Philosophy and the Seven Liberal Arts
Illuminated manuscript in the "Hortus Deliciarum" by Herrad of Landsberg (1167), located at the Hohenburg Abbey in Alsace, France. The "Hortus Deliciarum," Latin for "Garden of Delights" is a medieval encyclopedia made for young nuns. The Seven Liberal Arts surround Philosophy in a circle. Greek philosophers believed in a "circle of knowledge" (encyclo-peidea) that is cosmic, comprehensive, and interconnected. This depiction presents Philosophy at the center of this circle of knowledge. At her feet are Socrates and Plato, who were among the first and best philosophers of the ancient world.

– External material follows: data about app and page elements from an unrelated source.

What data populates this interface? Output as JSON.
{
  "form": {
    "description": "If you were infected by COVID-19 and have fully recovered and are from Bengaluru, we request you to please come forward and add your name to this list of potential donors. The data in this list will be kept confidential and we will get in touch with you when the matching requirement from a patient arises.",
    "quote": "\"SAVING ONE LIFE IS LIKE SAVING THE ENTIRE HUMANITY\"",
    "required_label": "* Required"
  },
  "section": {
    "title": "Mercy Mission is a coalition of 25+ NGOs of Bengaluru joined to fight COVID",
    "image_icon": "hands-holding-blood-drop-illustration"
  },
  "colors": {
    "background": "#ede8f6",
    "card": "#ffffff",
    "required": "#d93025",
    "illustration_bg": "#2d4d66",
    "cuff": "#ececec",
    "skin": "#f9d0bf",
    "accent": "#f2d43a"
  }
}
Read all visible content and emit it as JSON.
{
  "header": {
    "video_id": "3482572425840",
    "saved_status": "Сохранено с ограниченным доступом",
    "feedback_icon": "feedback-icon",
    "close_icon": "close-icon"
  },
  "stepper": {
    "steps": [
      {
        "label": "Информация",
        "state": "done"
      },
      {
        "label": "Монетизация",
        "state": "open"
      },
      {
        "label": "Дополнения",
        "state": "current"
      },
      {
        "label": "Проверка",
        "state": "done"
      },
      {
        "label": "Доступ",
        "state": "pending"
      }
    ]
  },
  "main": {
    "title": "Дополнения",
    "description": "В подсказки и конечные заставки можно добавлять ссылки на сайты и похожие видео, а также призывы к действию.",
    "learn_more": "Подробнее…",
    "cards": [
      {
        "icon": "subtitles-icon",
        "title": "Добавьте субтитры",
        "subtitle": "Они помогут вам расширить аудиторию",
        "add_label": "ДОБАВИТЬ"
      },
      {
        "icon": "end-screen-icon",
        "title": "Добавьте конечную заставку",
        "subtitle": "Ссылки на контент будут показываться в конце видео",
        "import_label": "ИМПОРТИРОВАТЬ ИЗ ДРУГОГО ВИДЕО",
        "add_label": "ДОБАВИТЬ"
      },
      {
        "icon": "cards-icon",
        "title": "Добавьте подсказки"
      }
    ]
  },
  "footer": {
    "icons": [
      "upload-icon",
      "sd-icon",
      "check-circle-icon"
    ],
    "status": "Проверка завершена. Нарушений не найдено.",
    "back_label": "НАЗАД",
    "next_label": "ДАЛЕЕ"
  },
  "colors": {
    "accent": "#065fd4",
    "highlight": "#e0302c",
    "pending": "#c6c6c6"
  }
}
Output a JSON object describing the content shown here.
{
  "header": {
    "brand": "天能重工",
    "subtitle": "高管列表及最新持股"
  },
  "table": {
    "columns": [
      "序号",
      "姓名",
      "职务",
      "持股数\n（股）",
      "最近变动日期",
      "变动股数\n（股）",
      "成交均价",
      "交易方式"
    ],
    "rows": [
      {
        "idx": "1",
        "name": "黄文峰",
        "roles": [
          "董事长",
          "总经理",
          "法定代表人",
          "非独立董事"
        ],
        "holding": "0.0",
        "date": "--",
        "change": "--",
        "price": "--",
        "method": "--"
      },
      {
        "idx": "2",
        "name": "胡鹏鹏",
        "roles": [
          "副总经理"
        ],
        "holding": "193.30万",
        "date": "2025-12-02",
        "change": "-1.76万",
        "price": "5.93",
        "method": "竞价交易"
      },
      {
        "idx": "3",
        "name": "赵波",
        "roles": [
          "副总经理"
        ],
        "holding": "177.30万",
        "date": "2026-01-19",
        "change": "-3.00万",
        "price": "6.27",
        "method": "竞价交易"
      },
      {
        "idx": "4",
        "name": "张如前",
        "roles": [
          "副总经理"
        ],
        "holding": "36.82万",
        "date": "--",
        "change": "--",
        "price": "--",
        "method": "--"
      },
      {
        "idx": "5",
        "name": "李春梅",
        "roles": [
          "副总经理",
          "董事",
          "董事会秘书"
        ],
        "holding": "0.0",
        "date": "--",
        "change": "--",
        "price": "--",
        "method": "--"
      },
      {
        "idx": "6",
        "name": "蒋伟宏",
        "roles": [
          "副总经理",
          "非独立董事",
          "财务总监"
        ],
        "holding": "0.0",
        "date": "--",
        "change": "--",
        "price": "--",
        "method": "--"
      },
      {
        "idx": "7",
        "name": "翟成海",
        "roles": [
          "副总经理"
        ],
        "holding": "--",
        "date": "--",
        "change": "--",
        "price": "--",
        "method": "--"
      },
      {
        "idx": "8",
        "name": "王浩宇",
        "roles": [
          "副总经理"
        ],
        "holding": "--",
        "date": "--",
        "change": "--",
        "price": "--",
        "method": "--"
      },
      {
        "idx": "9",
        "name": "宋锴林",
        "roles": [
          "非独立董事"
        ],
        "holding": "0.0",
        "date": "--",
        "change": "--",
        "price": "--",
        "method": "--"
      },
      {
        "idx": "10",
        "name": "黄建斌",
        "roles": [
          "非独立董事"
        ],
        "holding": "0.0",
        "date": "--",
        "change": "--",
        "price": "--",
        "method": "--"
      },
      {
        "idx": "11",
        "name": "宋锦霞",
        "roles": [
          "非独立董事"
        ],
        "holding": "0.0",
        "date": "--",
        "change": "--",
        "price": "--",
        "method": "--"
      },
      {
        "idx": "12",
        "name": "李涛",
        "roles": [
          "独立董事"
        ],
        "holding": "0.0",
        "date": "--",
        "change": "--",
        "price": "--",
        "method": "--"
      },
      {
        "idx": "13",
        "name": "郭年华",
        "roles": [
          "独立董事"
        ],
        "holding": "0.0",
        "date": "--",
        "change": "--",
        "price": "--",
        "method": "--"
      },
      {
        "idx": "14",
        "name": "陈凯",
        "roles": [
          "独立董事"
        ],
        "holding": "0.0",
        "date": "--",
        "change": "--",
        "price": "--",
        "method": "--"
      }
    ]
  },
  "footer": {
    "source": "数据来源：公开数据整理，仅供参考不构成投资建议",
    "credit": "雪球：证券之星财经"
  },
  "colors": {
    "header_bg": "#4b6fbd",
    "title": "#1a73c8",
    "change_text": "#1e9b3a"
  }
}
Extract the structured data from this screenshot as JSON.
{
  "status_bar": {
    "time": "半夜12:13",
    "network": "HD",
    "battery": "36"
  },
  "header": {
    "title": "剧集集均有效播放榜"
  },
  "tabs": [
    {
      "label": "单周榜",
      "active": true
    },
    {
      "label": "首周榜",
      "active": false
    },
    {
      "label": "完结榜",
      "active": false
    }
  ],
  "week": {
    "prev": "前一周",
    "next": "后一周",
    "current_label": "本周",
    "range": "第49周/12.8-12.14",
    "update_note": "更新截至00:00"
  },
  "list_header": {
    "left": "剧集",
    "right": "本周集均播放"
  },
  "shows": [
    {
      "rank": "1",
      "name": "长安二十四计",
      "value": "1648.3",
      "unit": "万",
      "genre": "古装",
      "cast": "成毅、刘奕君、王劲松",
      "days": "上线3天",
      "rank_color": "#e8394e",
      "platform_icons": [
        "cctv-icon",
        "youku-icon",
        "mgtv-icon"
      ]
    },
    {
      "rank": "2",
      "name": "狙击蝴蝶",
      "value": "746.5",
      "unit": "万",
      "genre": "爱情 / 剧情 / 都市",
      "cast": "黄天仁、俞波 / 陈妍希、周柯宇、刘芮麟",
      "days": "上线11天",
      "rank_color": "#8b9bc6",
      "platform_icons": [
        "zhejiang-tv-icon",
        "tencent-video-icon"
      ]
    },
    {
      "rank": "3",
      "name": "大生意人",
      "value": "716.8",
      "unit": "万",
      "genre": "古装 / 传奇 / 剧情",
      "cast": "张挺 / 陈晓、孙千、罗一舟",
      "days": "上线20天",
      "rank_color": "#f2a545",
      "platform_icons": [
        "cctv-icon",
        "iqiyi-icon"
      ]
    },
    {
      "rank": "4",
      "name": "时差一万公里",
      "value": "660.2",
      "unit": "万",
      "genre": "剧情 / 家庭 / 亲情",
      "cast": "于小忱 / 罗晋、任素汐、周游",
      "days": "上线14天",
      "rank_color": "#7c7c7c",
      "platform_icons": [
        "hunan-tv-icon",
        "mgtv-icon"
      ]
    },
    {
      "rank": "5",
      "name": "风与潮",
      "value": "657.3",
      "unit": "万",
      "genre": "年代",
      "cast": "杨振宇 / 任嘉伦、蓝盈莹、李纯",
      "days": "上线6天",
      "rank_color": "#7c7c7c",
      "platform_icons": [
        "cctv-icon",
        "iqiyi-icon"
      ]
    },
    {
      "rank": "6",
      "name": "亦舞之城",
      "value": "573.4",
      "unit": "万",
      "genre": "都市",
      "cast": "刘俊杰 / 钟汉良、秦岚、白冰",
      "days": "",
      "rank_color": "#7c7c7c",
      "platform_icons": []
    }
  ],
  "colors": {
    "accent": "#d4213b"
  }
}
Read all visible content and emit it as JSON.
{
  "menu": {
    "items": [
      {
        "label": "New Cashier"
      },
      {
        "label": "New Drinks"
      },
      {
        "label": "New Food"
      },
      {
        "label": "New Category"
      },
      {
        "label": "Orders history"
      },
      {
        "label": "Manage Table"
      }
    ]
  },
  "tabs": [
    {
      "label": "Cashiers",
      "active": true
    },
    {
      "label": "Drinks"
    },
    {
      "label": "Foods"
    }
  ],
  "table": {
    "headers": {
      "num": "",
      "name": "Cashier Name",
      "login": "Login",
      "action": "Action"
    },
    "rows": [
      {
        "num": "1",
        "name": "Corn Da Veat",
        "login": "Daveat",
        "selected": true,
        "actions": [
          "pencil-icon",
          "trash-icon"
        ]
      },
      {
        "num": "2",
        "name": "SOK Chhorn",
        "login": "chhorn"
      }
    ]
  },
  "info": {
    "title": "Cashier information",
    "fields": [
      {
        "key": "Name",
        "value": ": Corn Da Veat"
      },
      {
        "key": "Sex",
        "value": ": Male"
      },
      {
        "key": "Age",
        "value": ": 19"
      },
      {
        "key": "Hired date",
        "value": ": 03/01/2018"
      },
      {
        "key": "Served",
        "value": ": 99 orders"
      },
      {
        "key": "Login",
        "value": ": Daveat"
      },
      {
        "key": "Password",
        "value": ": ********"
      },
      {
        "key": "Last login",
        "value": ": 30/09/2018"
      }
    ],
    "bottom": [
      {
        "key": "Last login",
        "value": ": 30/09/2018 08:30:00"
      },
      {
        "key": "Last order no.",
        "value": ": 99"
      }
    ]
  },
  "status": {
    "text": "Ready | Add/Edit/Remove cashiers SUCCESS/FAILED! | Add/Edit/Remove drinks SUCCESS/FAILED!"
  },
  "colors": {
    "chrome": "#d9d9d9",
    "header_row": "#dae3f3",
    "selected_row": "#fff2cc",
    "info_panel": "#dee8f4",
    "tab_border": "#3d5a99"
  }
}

Philosophy holds a banner that comes from the book of Wisdom: "All wisdom comes from God; only the wise can achieve what they desire." On Philosophy's crown are three heads, representing the three branches of philosophy in the classical and medieval worlds: rational philosophy (rhetoric, logic, grammar), moral philosophy (ethics, economics, and politics), and natural philosophy (physics, mathematics, and metaphysics). From Philosophy's breast flow seven streams of water (four to the left and three to the right), symbolizing how Philosophy nourishes the minds of students with the trivium and quadrivium. Each Liberal Art is personified as a noble women in a long dress with wide sleeves. Grammar, using a quill and paper, says: "Through me, everyone can learn what words, syllables and letters are." Rhetoric, holding a stylus and two tablets, says, "Through me, strong speaker, your speech gains more strength." Dialectic, holding the head of a barking dog, says, "My arguments run quickly, like the barking dog." Music, playing a harp, sings, "I, Music, teach this art with a variety of instruments." Using a counting rope, Arithmetic says, "I use numbers and I show the relationship between them." Holding a measuring stick and compass, Geometry says, "With accuracy I survey the lands." Astronomy with a primitive telescope says, "Named after the stars, I predict the future." Below the circle of knowledge are poetry and magic, two lying arts of the world, and evil, black crows caw in the figures' ears. The inner ring of the circle reads, "I, divine Philosophy, I govern all things with wisdom; I dispose of the arts which are subordinate to me by seven." The outer ring of the circle reads, "Philosophy teaches the arts through seven branches. She scrutinizes the secrets of the elements and of all things. What she discovers she holds in her memory. And she puts everything in writing, in order to transmit it to the students."